[Dataset entries]

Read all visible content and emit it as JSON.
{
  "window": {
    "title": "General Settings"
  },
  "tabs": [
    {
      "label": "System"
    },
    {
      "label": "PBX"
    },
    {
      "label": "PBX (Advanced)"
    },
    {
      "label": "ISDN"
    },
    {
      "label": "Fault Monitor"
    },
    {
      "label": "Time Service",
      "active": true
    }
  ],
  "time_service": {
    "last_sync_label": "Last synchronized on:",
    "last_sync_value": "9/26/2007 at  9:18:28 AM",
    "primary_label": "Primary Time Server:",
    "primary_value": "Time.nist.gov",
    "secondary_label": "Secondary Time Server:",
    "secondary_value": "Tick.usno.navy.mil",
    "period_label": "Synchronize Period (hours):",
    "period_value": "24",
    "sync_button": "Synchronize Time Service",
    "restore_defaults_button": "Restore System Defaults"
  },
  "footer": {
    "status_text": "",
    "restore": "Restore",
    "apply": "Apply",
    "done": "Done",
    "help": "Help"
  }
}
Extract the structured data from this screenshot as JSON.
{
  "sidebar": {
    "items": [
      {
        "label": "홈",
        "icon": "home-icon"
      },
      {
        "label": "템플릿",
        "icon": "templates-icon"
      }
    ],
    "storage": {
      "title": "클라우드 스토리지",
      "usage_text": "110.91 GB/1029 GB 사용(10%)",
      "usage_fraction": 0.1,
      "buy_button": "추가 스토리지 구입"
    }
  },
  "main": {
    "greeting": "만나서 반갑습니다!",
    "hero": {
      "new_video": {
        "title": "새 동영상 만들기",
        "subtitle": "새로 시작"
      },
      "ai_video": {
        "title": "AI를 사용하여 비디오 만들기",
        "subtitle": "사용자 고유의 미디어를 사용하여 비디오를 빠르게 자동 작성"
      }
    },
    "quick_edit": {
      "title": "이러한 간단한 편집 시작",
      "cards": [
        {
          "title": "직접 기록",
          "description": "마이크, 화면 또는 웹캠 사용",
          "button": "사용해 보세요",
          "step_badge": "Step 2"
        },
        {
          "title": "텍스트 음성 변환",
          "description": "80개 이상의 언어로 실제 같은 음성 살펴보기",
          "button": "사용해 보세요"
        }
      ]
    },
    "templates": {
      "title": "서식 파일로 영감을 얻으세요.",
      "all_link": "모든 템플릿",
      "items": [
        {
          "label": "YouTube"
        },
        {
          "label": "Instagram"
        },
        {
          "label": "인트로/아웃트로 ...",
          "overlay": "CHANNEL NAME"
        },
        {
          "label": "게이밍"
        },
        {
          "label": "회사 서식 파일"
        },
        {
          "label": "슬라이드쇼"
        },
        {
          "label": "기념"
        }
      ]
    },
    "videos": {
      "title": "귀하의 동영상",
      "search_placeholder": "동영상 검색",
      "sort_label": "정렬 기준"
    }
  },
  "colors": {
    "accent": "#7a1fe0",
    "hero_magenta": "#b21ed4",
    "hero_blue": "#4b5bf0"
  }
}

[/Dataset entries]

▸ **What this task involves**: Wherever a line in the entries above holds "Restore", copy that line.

▸ **Reply to the task**:
    "restore_defaults_button": "Restore System Defaults"
    "restore": "Restore",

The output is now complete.